- WORK REQUIRED -
Copy, from the data below, every line that has "Hello" in it.

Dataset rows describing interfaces
^^^^

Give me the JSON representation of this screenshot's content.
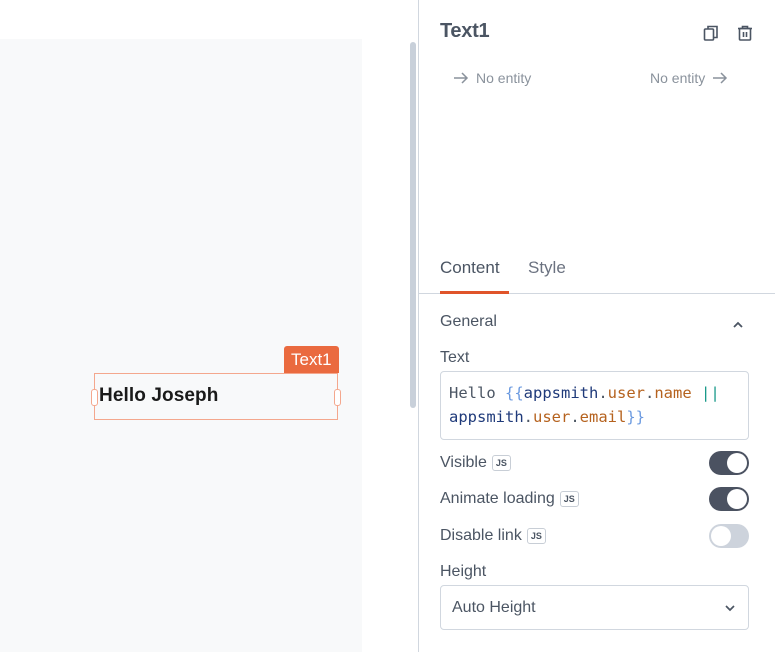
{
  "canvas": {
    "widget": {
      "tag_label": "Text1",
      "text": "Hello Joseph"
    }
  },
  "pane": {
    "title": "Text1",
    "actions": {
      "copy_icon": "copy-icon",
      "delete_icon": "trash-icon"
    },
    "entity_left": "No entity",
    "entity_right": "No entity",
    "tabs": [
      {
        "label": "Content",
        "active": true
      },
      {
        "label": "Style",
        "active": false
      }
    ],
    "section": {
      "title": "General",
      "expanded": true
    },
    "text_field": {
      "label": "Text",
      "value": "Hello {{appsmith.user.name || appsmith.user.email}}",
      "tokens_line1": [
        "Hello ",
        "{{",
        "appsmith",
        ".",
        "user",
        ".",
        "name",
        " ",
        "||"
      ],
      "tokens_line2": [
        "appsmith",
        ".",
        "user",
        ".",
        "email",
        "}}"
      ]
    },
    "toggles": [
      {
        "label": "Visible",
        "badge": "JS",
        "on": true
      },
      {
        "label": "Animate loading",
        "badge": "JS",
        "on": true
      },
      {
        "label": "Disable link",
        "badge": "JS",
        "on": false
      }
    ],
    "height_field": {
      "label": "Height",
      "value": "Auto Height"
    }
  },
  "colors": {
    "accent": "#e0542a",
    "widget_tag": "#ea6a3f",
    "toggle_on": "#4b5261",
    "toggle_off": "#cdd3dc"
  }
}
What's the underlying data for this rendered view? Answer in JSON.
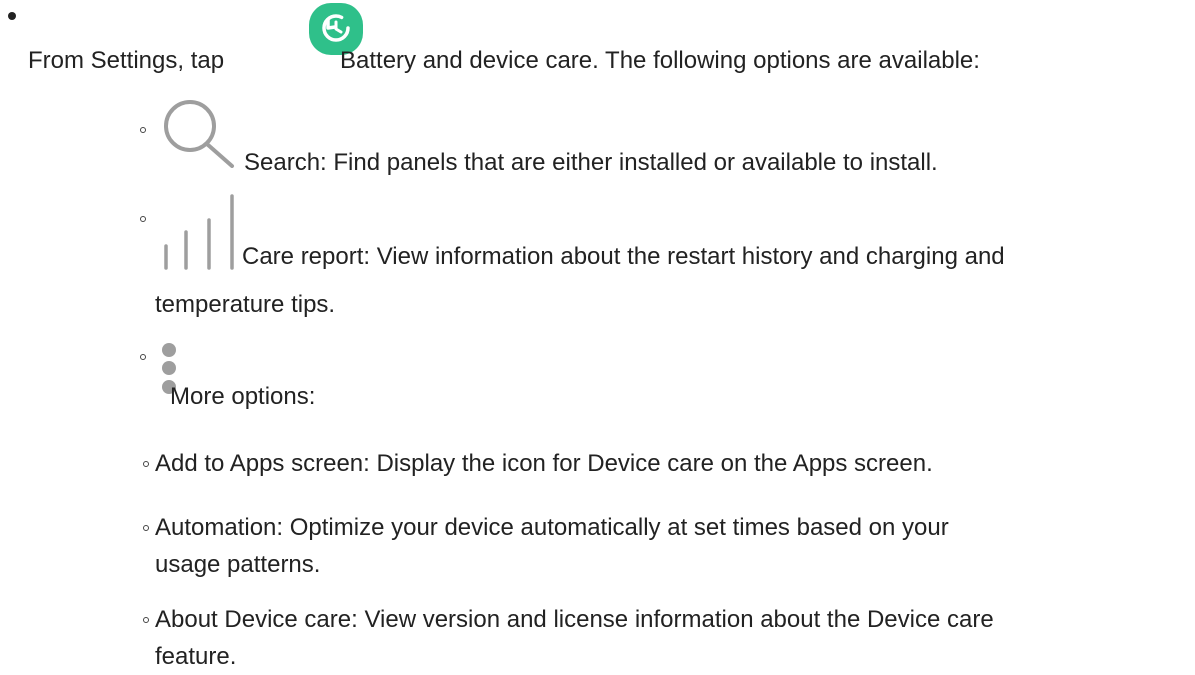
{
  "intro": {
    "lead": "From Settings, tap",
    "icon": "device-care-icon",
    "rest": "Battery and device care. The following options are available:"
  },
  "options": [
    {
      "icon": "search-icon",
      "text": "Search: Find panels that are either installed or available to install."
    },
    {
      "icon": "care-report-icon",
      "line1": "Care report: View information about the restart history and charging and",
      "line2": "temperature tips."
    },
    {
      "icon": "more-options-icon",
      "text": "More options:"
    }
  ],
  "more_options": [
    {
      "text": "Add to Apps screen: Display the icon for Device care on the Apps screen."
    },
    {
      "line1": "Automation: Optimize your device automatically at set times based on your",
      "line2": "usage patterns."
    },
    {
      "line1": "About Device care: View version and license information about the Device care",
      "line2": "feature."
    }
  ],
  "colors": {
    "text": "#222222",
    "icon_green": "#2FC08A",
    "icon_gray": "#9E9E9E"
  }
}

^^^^

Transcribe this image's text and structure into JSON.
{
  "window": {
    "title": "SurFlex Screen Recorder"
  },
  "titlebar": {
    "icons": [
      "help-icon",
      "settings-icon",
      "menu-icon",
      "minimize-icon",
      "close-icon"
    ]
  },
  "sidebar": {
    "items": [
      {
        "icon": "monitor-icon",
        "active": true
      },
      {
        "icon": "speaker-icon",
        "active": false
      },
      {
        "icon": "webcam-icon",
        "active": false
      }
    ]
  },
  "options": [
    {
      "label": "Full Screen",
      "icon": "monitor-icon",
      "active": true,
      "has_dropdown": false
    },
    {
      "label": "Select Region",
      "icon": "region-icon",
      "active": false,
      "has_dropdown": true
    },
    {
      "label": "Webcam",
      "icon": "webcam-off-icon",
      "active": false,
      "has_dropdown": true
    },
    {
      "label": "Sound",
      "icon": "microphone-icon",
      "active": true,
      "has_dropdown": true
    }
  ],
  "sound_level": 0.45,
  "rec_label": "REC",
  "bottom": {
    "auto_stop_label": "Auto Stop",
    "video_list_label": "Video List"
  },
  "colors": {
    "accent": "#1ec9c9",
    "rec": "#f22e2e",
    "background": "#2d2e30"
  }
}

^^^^

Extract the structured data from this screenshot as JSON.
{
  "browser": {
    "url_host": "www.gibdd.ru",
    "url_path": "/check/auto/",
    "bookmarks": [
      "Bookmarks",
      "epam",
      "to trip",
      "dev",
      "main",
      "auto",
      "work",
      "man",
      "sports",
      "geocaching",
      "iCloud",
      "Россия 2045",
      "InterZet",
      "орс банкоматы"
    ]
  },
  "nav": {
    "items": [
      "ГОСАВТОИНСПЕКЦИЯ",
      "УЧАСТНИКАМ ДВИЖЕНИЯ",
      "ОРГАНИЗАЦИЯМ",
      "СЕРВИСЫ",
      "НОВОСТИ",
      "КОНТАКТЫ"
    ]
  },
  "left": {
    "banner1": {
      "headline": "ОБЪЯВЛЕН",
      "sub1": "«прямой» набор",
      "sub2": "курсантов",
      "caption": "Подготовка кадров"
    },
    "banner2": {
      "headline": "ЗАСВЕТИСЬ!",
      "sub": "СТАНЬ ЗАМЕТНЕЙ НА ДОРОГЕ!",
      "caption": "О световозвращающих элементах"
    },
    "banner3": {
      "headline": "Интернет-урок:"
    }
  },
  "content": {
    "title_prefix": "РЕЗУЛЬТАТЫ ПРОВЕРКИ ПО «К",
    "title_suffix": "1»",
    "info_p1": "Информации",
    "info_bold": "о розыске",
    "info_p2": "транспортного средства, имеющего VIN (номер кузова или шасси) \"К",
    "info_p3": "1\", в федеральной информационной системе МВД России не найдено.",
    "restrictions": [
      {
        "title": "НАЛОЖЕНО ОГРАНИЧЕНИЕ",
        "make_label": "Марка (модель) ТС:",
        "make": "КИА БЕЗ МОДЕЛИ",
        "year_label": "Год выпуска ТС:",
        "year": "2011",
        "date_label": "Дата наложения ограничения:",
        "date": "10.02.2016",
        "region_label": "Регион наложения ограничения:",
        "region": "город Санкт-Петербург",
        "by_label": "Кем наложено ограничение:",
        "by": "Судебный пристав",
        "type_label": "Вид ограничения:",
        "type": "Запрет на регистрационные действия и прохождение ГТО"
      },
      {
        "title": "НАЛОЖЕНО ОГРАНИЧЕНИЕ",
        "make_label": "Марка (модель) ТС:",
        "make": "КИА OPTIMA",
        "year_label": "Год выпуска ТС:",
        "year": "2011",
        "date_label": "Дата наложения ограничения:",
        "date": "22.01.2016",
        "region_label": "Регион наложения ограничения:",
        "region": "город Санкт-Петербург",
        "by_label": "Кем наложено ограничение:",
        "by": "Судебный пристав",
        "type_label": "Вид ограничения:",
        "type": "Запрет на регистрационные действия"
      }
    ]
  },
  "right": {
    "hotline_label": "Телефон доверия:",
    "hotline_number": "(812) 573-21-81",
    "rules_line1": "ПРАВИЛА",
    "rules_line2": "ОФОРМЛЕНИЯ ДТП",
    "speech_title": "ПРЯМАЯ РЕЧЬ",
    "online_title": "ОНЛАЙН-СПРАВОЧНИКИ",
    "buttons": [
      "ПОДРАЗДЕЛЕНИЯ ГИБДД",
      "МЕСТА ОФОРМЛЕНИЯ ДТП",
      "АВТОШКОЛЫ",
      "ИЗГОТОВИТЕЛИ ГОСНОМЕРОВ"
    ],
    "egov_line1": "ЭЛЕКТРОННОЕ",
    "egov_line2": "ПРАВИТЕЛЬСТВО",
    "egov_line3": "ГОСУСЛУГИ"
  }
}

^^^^

- YOUR RESPONSE -
      "text": "Hello Joseph"
      "value": "Hello {{appsmith.user.name || appsmith.user.email}}",
        "Hello ",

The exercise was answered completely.